apiVersion: policy.karmada.io/v1alpha1
kind: PropagationPolicy
metadata:
name: propagation-emptymatch
spec:
resourceSelectors:
- apiVersion: apps/v1
kind: Deployment
placement:
clusterAffinity:
clusterNames:
- member1
---
# labelselectormatch.yaml
apiVersion: policy.karmada.io/v1alpha1
kind: PropagationPolicy
metadata:
name: propagation-labelselectormatch
spec:
resourceSelectors:
- apiVersion: apps/v1
kind: Deployment
labelSelector:
matchLabels:
app: nginx
placement:
clusterAffinity:
clusterNames:
- member2
---
# namematch.yaml
apiVersion: policy.karmada.io/v1alpha1
kind: PropagationPolicy
metadata:
name: propagation-namematch
spec:
resourceSelectors:
- apiVersion: apps/v1
kind: Deployment
name: nginx
placement:
clusterAffinity:
clusterNames:
- member3

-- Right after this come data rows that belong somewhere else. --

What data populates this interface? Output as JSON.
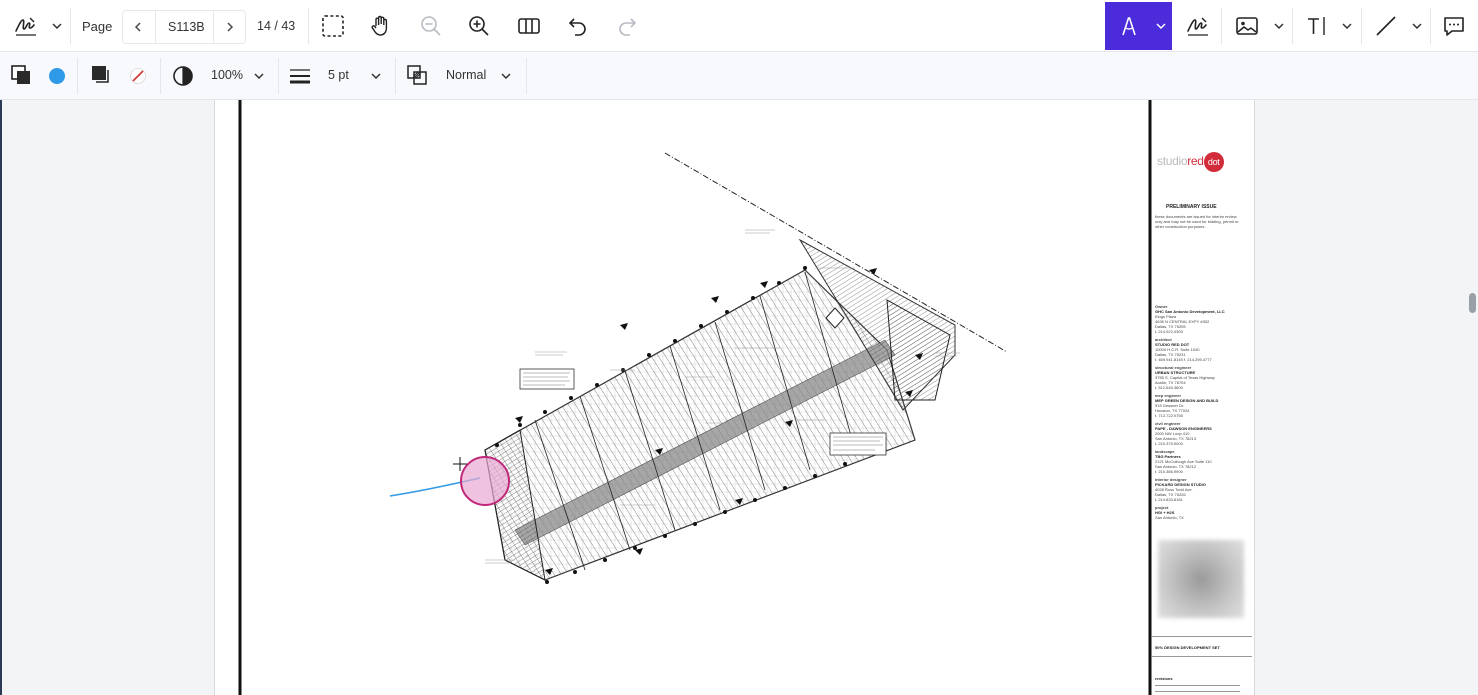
{
  "toolbar": {
    "page_label": "Page",
    "page_value": "S113B",
    "page_counter": "14 / 43",
    "accent_color": "#4c2bdb"
  },
  "props": {
    "opacity": "100%",
    "stroke_width": "5 pt",
    "blend_mode": "Normal",
    "fill_color": "#2f9be8"
  },
  "sheet": {
    "logo_text_a": "studio",
    "logo_text_b": "red",
    "logo_text_c": "dot",
    "preliminary_title": "PRELIMINARY ISSUE",
    "preliminary_text": "these documents are issued for interim review only and may not be used for bidding, permit or other construction purposes.",
    "team": [
      {
        "role": "Owner",
        "name": "GHC San Antonio Development, LLC",
        "lines": [
          "Kings Plaza",
          "4635 N CENTRAL EXPY #302",
          "Dallas, TX 75205",
          "t. 214.922.4300"
        ]
      },
      {
        "role": "architect",
        "name": "STUDIO RED DOT",
        "lines": [
          "10000 H.C.R. Suite 1040",
          "Dallas, TX 75231",
          "t. 469.941.8145  f. 214.295.4777"
        ]
      },
      {
        "role": "structural engineer",
        "name": "URBAN STRUCTURE",
        "lines": [
          "3755 S. Capital of Texas Highway",
          "Austin, TX 78704",
          "t. 512.645.3600"
        ]
      },
      {
        "role": "mep engineer",
        "name": "MEP GREEN DESIGN AND BUILD",
        "lines": [
          "915 Gessner Dr.",
          "Houston, TX 77024",
          "t. 713.722.0755"
        ]
      },
      {
        "role": "civil engineer",
        "name": "PAPE - DAWSON ENGINEERS",
        "lines": [
          "2000 NW Loop 410",
          "San Antonio, TX 78213",
          "t. 210.375.9000"
        ]
      },
      {
        "role": "landscape",
        "name": "TBG Partners",
        "lines": [
          "2121 McCullough Ave Suite 110",
          "San Antonio, TX 78212",
          "t. 210.366.9900"
        ]
      },
      {
        "role": "interior designer",
        "name": "PICKARD DESIGN STUDIO",
        "lines": [
          "4028 Ross Todd Ave.",
          "Dallas, TX 75226",
          "t. 214.833.8181"
        ]
      },
      {
        "role": "project",
        "name": "HGI + H2S",
        "lines": [
          "San Antonio, TX"
        ]
      }
    ],
    "set_title": "50% DESIGN DEVELOPMENT SET",
    "revisions_label": "revisions"
  }
}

The nginx deployment in default namespace will be propagated to cluster member3.

Choose from same-priority PropagationPolicies

If multiple PropagationPolicies with the same explicit priority match the workload, the one with the highest implicit priority will be selected.

Assume there are multiple policies:

# explicit-labelselectormatch.yaml
apiVersion: policy.karmada.io/v1alpha1
kind: PropagationPolicy
metadata:
name: propagation-explicit-labelselectormatch
spec:
resourceSelectors:
- apiVersion: apps/v1
kind: Deployment
labelSelector:
matchLabels:
app: nginx
priority: 3
placement:
clusterAffinity:
clusterNames:
- member1
---
# explicit-namematch.yaml
apiVersion: policy.karmada.io/v1alpha1
kind: PropagationPolicy
metadata:
name: propagation-explicit-namematch
spec:
resourceSelectors:
- apiVersion: apps/v1
kind: Deployment
name: nginx
priority: 3
placement:
clusterAffinity:
clusterNames:
- member3

The nginx deployment in default namespace will be propagated to cluster member3.

If both explicit and implicit priorities are the same, Karmada applies the PropagationPolicy in an ascending alphabetical order, for example, choosing xxx-a-xxx instead of xxx-b-xxx.

Assume there are multiple policies:

# higher-alphabetical.yaml
apiVersion: policy.karmada.io/v1alpha1
kind: PropagationPolicy
metadata:
name: propagation-b-higher-alphabetical
spec:
resourceSelectors:
- apiVersion: apps/v1
kind: Deployment
name: nginx
priority: 3
placement:
clusterAffinity:
clusterNames:
- member1
---
# lower-alphabetical.yaml
apiVersion: policy.karmada.io/v1alpha1
kind: PropagationPolicy
metadata:
name: propagation-a-lower-alphabetical
spec:
resourceSelectors:
- apiVersion: apps/v1
kind: Deployment
name: nginx
priority: 3
placement:
clusterAffinity:
clusterNames:
- member2

The nginx deployment in default namespace will be propagated to cluster member2.